13 Jan 2003 : Column 460W
(ii) Among local government employees, including police officers and fire fighters, there were four honours at Knight/Dame level, eight CBEs, 10 OBEs and 34 MBEs in the Birthday List. At New Year, there were four honours at Knight/Dame level, nine CBEs, 12 OBEs and 46 MBEs. Figures for people employed by local government sponsored organisations cannot be readily identified.
(iii) It is not possible to identify from the names on the Lists those people who are employed in the private sector, many of whom will have been honoured because of what they have done outside their place of employment.
(iv) The list does not distinguish between paid and unpaid workers in the voluntary sector. Overall, people from the voluntary sector accounted for almost half of those on the List in the Birthday Honours and more than half of those in the New Year Honours.
(v) The list does not distinguish between NHS employees and others working in the health sector. In the health sector overall, there were five awards at Knight/Dame level, 12 at CBE, 28 at OBE and 66 at MBE in the Birthday List. There were four awards at Knight level, 12 at CBE, 21 at OBE and 68 at MBE in the New Year List.
(vi) In education, the list does not distinguish between those involved in primary and secondary education and those involved in tertiary and vocational education.

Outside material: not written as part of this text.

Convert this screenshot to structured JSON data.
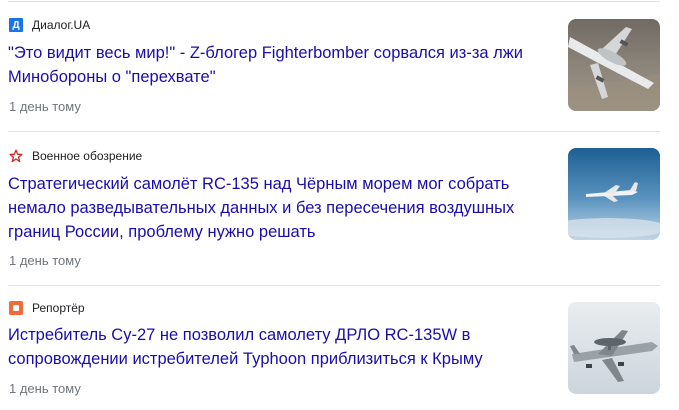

In the education sector overall, five awards were made at Knight/Dame level in the Birthday List and again in the New Year List. 18 awards were made at CBE level, 35 at OBE and 60 at MBE in the Birthday List. In the New Year List, 16 awards were made at CBE level, 35 at OBE and 63 at MBE.
|Next Section||Index||Home Page|